▸ Task inputs

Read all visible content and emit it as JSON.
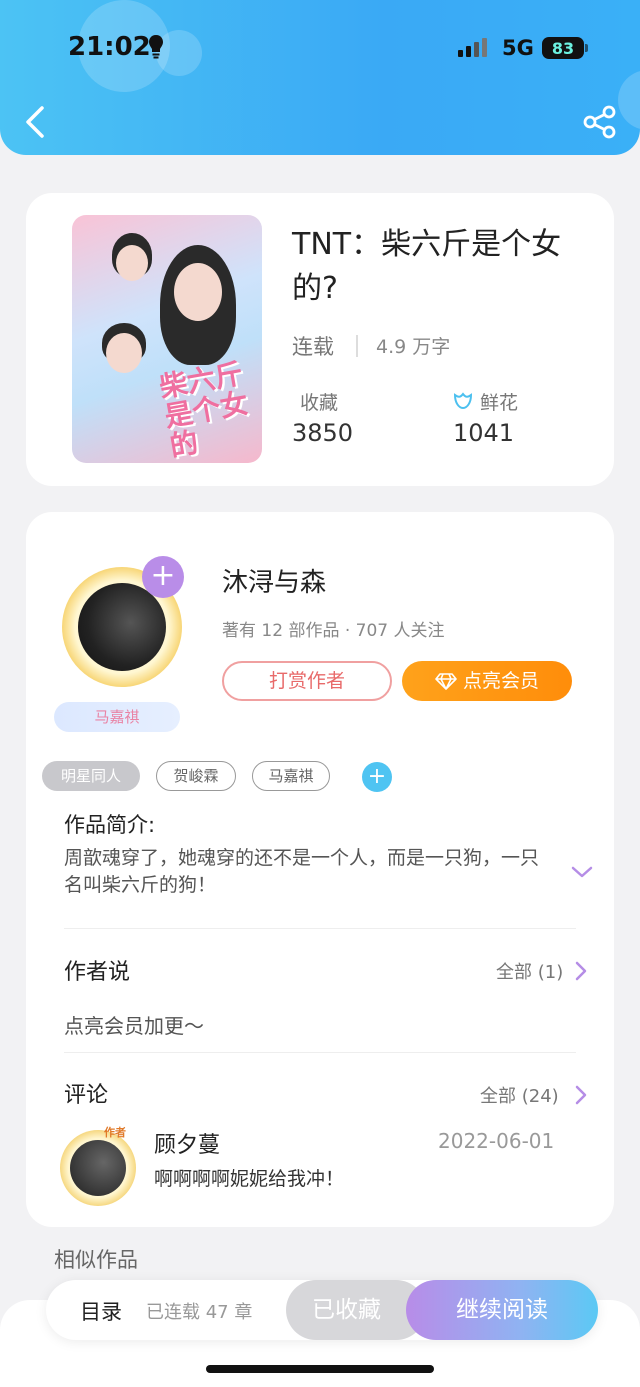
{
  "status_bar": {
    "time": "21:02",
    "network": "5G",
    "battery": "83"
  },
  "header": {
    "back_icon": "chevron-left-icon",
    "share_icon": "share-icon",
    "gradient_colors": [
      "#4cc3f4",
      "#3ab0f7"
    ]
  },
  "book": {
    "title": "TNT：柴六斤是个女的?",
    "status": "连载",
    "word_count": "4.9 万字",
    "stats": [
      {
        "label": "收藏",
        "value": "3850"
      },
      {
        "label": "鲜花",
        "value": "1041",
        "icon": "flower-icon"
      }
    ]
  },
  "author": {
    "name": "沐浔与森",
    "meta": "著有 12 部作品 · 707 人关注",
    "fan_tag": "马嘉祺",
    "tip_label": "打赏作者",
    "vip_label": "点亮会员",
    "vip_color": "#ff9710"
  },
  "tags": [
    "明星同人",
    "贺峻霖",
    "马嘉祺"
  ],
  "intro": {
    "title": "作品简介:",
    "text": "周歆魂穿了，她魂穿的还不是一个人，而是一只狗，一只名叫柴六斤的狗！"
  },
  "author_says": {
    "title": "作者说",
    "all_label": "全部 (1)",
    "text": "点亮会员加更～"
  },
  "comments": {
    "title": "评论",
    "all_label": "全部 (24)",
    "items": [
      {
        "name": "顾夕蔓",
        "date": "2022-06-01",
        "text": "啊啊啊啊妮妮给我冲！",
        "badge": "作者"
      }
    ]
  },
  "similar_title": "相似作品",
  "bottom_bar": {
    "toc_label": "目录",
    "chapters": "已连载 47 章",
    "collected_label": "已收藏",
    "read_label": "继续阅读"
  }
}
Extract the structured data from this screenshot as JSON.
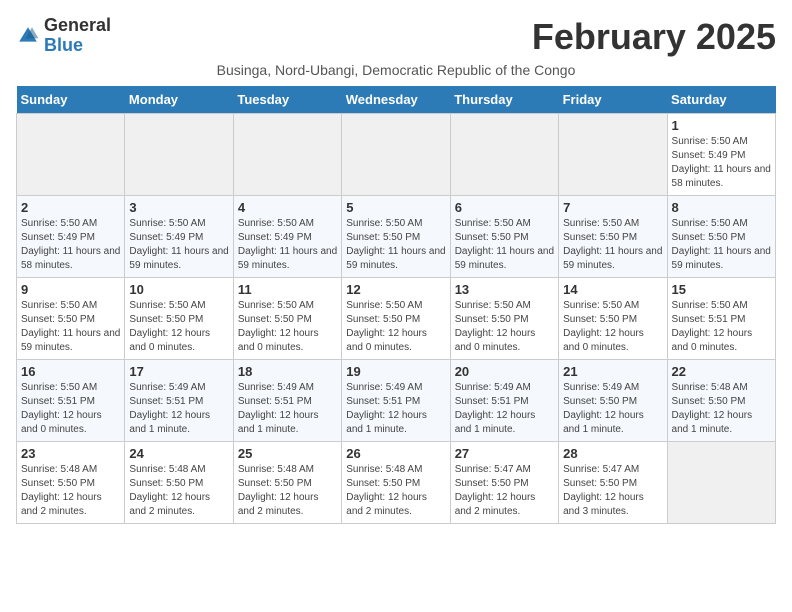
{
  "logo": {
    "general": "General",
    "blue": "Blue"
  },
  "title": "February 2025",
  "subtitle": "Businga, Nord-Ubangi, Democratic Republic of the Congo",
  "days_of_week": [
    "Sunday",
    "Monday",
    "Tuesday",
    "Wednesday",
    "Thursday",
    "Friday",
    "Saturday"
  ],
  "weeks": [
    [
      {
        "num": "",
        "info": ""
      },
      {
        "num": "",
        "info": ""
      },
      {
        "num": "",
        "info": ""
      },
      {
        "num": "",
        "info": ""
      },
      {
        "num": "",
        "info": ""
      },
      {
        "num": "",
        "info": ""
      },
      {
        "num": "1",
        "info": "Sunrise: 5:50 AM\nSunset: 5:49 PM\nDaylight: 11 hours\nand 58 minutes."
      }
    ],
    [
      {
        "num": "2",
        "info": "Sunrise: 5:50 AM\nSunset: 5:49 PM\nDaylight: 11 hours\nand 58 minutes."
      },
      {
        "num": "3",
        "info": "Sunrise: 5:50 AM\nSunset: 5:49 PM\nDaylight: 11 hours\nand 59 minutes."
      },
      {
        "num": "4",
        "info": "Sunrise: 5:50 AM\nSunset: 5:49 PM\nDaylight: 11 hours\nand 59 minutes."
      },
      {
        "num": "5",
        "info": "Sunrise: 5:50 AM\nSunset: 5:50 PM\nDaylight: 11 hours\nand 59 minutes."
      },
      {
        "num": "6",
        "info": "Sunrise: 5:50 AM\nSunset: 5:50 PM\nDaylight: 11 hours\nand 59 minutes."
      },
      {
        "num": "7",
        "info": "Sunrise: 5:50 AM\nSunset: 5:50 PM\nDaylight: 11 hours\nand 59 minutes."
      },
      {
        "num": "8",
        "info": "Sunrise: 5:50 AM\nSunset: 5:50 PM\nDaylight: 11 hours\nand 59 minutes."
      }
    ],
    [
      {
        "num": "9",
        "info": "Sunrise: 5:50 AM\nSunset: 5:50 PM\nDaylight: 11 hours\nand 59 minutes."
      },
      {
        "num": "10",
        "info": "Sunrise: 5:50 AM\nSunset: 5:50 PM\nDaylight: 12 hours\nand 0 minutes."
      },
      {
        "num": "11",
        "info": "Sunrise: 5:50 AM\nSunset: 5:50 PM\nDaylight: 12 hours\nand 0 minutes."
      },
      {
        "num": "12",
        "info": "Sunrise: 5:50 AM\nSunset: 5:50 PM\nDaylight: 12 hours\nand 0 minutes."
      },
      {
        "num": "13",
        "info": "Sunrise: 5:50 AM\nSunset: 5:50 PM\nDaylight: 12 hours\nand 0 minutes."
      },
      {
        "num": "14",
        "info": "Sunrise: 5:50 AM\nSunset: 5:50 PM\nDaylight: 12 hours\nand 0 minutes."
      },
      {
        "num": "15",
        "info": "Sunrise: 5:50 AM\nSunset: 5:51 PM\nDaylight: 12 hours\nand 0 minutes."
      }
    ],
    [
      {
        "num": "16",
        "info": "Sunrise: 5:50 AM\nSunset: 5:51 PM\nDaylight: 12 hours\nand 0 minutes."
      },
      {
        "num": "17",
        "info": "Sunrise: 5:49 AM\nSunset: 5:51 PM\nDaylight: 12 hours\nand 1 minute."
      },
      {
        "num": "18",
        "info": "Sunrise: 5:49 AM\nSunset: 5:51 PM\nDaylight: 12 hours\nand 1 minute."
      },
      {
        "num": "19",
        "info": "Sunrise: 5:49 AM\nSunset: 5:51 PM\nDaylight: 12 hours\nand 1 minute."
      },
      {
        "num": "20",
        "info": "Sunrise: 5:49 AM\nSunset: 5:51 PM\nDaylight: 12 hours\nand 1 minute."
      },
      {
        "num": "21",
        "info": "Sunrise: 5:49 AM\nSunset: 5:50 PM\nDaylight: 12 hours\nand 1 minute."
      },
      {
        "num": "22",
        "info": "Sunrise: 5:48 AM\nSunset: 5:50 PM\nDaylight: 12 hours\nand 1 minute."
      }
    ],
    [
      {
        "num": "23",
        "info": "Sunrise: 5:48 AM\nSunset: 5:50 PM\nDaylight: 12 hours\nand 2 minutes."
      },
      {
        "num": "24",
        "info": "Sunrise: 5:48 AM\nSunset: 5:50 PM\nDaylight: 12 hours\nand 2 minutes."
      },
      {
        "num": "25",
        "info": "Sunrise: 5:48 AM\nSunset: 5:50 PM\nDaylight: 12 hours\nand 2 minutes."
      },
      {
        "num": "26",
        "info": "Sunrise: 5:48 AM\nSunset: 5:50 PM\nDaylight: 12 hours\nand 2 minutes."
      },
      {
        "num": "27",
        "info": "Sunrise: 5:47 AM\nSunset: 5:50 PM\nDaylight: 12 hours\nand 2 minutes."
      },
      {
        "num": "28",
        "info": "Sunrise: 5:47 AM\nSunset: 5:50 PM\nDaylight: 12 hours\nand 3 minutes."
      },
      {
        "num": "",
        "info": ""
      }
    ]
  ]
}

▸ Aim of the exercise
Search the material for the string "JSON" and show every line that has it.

▸ Exercise output
Read all visible content and emit it as JSON.
Extract the structured data from this screenshot as JSON.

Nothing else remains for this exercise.